There seems to be this striving for happiness that I see all the time in my life, in the media, with friends and family, throughout social networks. Books are written. Songs, sermons and strategies are meant to lift us up. Broaden our smiles. Engage our happy muscles.
It’s like we’re all meant to be on this wonderful, blissed out, peaceful journey with nothing but goodness and satisfaction along the way.
If only it were so.
Unfortunately, life’s not quite like that. I always remember the opening line from M. Scott Peck’s book, The Road Less Traveled: “Life is difficult.” Why do we expect it to be all nicey-nice?
And when it isn’t – we think there must be something wrong with our life or with us.
I can only speak from my own experience, but there have certainly been many ups and downs, struggles and hardships along the way.
Even when digging through warm and wonderful memories of grandparents, Christmas, school days, water-skiing and many more, they are all dotted with broken promises, childhood teasing, let alone the trials and tribulations of adolescence. Then there is more serious stuff like abusive relationships, alcoholic rages, addictions, cancers and death.
There are times filled with wonderful experiences, moments of extreme fullness. Love. Joy. Happiness. Peace.
There are both. For each of us.
How do we learn to appreciate the joys unless there are the struggles? How do we learn to love unless we experience apathy?
A gift I am receiving from the practice of yoga is the ability to feel it all. Where once I seemed closed off from the ups and downs of life, ignoring the signs in my body that were trying to guide me along the way, I am now slowly, ever so slowly, opening up to all that resides within me. And it is all worthy of my attention.
I can feel sad and lonely, upset or down, or even afraid and just sit with that. Or I can feel elated, excited, loved, fantastic, or majestic. And sit with that.
We are not obligated to feel happy in order to be successful in this life. The point is to feel it all, to experience it all, to love, to lose, to learn, to live, to wonder and to eventually … let it all go.

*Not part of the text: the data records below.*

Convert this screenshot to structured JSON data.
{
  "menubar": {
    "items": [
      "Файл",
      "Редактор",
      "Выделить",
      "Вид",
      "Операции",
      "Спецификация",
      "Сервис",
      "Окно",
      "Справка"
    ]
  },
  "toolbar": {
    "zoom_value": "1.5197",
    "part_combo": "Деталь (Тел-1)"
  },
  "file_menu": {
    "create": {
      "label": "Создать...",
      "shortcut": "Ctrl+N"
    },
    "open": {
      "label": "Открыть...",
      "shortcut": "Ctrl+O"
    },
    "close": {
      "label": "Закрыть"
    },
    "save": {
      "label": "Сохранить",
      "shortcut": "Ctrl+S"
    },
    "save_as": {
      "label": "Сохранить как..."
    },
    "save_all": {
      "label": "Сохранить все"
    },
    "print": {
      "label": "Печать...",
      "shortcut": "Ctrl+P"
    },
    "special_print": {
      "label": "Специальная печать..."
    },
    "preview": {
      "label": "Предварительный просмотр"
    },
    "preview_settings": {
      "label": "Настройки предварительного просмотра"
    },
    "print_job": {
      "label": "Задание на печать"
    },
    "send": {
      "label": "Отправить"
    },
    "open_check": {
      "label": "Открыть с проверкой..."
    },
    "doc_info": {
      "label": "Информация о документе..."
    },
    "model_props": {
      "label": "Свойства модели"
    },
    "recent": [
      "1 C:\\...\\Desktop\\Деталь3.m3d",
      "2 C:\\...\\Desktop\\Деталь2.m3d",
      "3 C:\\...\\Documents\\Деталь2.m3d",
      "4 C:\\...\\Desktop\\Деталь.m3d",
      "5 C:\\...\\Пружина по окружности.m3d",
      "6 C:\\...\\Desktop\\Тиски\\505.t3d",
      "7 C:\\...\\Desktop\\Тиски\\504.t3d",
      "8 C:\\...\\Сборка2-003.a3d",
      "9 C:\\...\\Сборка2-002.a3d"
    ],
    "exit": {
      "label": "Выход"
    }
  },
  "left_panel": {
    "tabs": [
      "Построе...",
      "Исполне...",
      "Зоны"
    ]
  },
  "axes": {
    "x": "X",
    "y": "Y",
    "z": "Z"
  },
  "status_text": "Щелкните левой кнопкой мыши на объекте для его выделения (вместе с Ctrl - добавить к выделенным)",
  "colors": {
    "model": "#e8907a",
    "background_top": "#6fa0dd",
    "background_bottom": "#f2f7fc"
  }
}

Something I heard about a year ago made so much sense to me. It was a TedTalk given by Dr. Brene Brown on vulnerability. She spoke of how we tend to numb emotions when it comes to negative experiences. The problem is, it’s difficult to just close down or deaden some of our feelings, some of the time. So what tends to happen is we numb all of them. The good and the bad.
So if you see me and I am not hyped-up positive, exuding nothing but light and joy and happiness in my day, perhaps it’s because I don’t feel that in this moment. And maybe you can lift me up. Or maybe I can just be that, for the time being. Tomorrow I may feel the same, or may be experiencing joy in my life and both you and I can be accepting of that as well.
My hope is to experience and acknowledge all emotions, for that is what makes us human.
It is not all good. It is not all bad. It just is.
Jody Ryan completed her Yoga Training in June 2011 and is currently teaching Intro to Yoga classes at Yama Yoga Studios, Doha Qatar. Being fairly new to yoga but older in life, she hopes to inspire those around her to dive deep into yoga and themselves no matter where they’re at along their journey.